COLUMBIA — Dozens of business owners and residents in north-central Columbia are asking that the City Council officially recognize them as a neighborhood association, in part, because they want to have a stronger collective voice in opposing a proposed urban conservation overlay district for the area.
The City Council took up a request at its Monday meeting to recognize the group as the North Central Columbia Business District, but it tabled the resolution when it learned that the group would rather be recognized as a neighborhood association.
The organization, which is largely composed of businesses and commercial establishments in the proposed area, requested recognition as a way to have a collective voice about all issues that affect the area, said Phebe La Mar, an attorney who represents many businesses in the area. She said the proposed North Central Columbia Neighborhood Urban Conservation Overlay District, which was drafted in May 2007, was an “inspiring factor.” Many would-be members of the proposed group oppose the overlay district, which would establish relatively strict architectural guidelines and more control over redevelopment and other projects in the area.

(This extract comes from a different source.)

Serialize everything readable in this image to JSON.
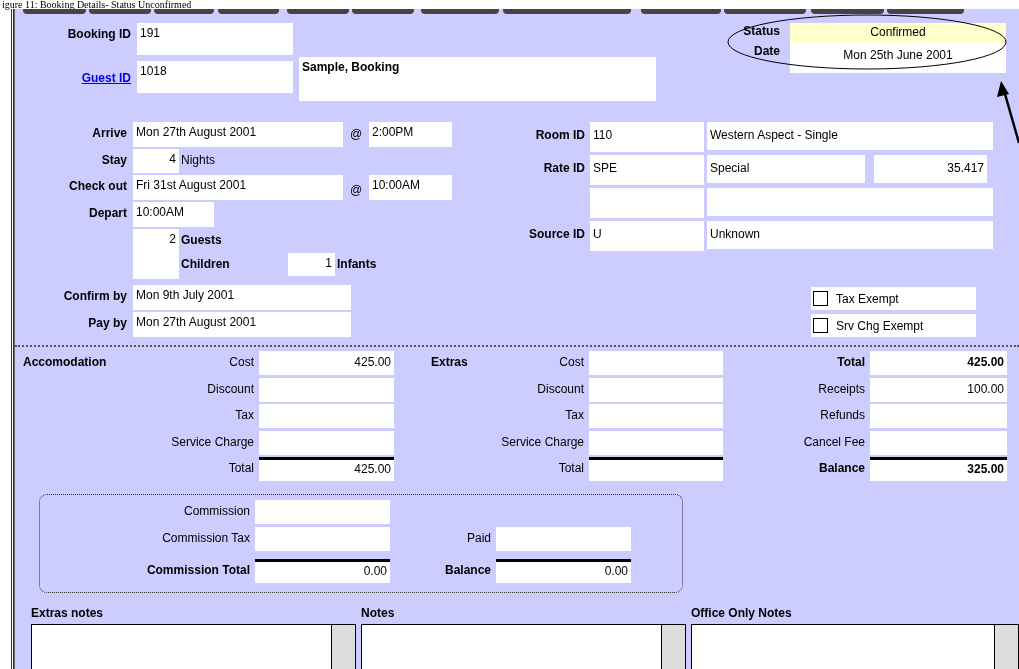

The Columbia Planning and Zoning Commission, which has been tweaking the overlay district proposal during a series of work sessions over the past several months, is scheduled to hold a public hearing on the document at its meeting at 7 Thursday in the City Council chambers.
La Mar said the group started working toward creating a new north-central group last fall, then made a formal decision to proceed in late April. Those involved drafted a set of bylaws and held a meeting to elect bylaws on June 13.
The North Central Columbia Business District would be open to everyone within the proposed boundaries, La Mar said; 136 property owners and residents in the area, or about 74 percent, have approved the district, Larry Grossman said at the council meeting. Grossman has been elected vice chairman of the group.
When the council learned of the group’s request to be recognized as a neighborhood group, City Manager Bill Watkins told the council in a written report that it could either pass an amended resolution or table the matter for further discussion.
Allowing the organization to be a neighborhood association instead of a business district would create boundaries that overlap with the North Central Columbia Neighborhood Association. Overlapping is not prohibited, Watkins said, noting that overlapping boundaries have been allowed in the past.
First Ward Councilman Paul Sturtz, however, said that although the council is open to having multiple neighborhood associations, it would be confusing. He likened the situation to Columbia having two city councils.
In the end, the council tabled the resolution to allow more time for interested parties to weigh in.
“I don’t go for last-minute switcheroos,” Sturtz said. “It’s just not fair to anyone.”